Argonne National Laboratory

Materials for Energy

Top: Finite element modeling of flexional modes in ZnO. Bottom Left:  Brownmillerite crystal structure, a prototype oxide material for solid oxide fuel cells and oxygen transport membranes. Bottom Right: cobalt-carbon heterointerfaces modeled using empirical force fields.

Top: Finite element modeling of flexional modes in ZnO. Bottom Left: Brownmillerite crystal structure, a prototype oxide material for solid oxide fuel cells and oxygen transport membranes. Bottom Right: cobalt-carbon heterointerfaces modeled using empirical force fields.

Materials for Energy (MFE) is MSD’s fundamental science contribution to the laboratory-wide Molecules and Materials to Manufacturing strategy, which aspires to advance materials breakthroughs with an eye toward novel functionality. The MFE objective is to accelerate the design, discovery and creation of new materials and to develop fundamental understanding of their properties to create a pathway for future energy technologies.

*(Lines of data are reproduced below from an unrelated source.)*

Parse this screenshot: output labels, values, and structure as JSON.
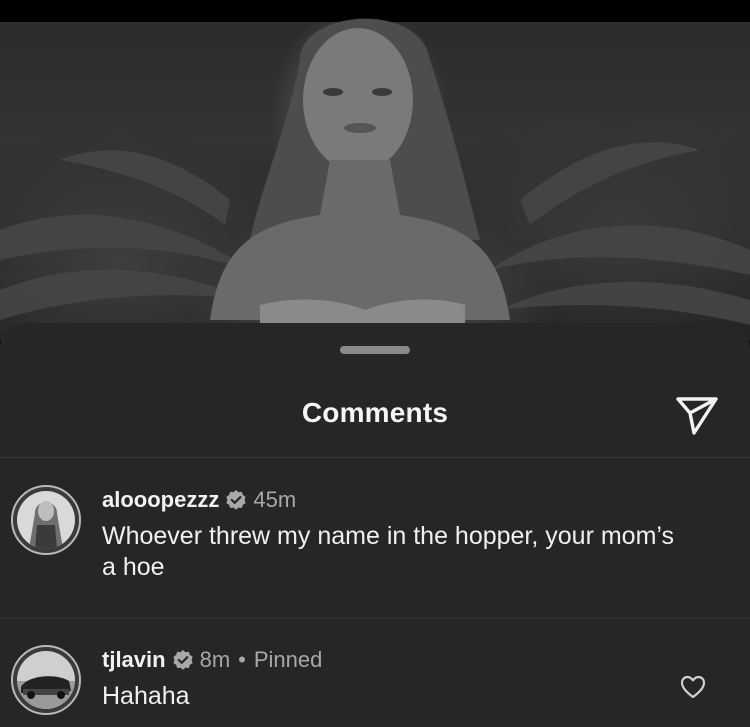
{
  "sheet": {
    "title": "Comments"
  },
  "comments": [
    {
      "username": "alooopezzz",
      "verified": true,
      "time": "45m",
      "text": "Whoever threw my name in the hopper, your mom’s a hoe",
      "pinned": ""
    },
    {
      "username": "tjlavin",
      "verified": true,
      "time": "8m",
      "separator": "•",
      "pinned": "Pinned",
      "text": "Hahaha"
    }
  ],
  "icons": {
    "share": "paper-plane-icon",
    "verified": "verified-badge-icon",
    "like": "heart-outline-icon"
  },
  "colors": {
    "sheet_background": "#262626",
    "primary_text": "#f2f2f2",
    "secondary_text": "#a8a8a8"
  }
}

Currently, research activities in MFE revolve around three mutually connected axes: materials and molecular design and discovery, computational chemistry and materials, and imaging, which itself is part of the laboratory Integrated Imaging Institute (I3). Impact areas are broad, as MFE embraces collaborative efforts reaching from MSD to across the lab; examples of such lab-wide activities include: tomographic imaging of battery cathode particles, development of spectroscopic fingerprinting codes, and exploration of heat absorption and emission in nanostructures.

Researchers in this theme build and coordinate teams that bring theory and modeling together with in situ probes of synthetic pathways and function to create wholly new materials or to understand behavior of materials tailored to desired properties or function.

Within the rubric of synthesis science, emphasis lies on understanding pathways of growth modeled theoretically and measured experimentally. Some current focus areas include: growth of oxide films by in situ molecular beam epitaxy based at the APS, panoramic flux growth of new materials under X-ray in situ monitoring, exploration of GaN crystal film synthesis, and high pressure floating-zone correlated-electron oxide crystal growth.

The objective of the computational materials science activity is to develop novel computational methods, algorithms, and codes for accelerated discovery of materials structures and functionalities. This includes leveraging Argonne’s expertise in high-performance computing for large-scale simulations and for data-driven science as it pertains to model discovery, verification, and validation.

For imaging science, the goal is to stimulate an integrated approach to experimental and computational imaging, spectroscopy and diffraction, enabling exploration of materials behavior over unprecedented length and timescales. The emphasis lies in developing new instrumentation and software that allow for multimodal imaging of materials processes across platforms with seamless integration of complex datasets. Additional emphasis lies in integrating these data with simulation results to close the loop between design, synthesis and behavior.

Teams in MFE leverage widespread connections to university programs across the globe. Particular value lies with our relationship to University of Chicago programs through its Institute for Molecular Engineering (IME), which offers both theoretical and experimental connections to soft matter, quantum information, and biological science, as well as partnership with the Midwest Center for Computational Materials (MICCoM).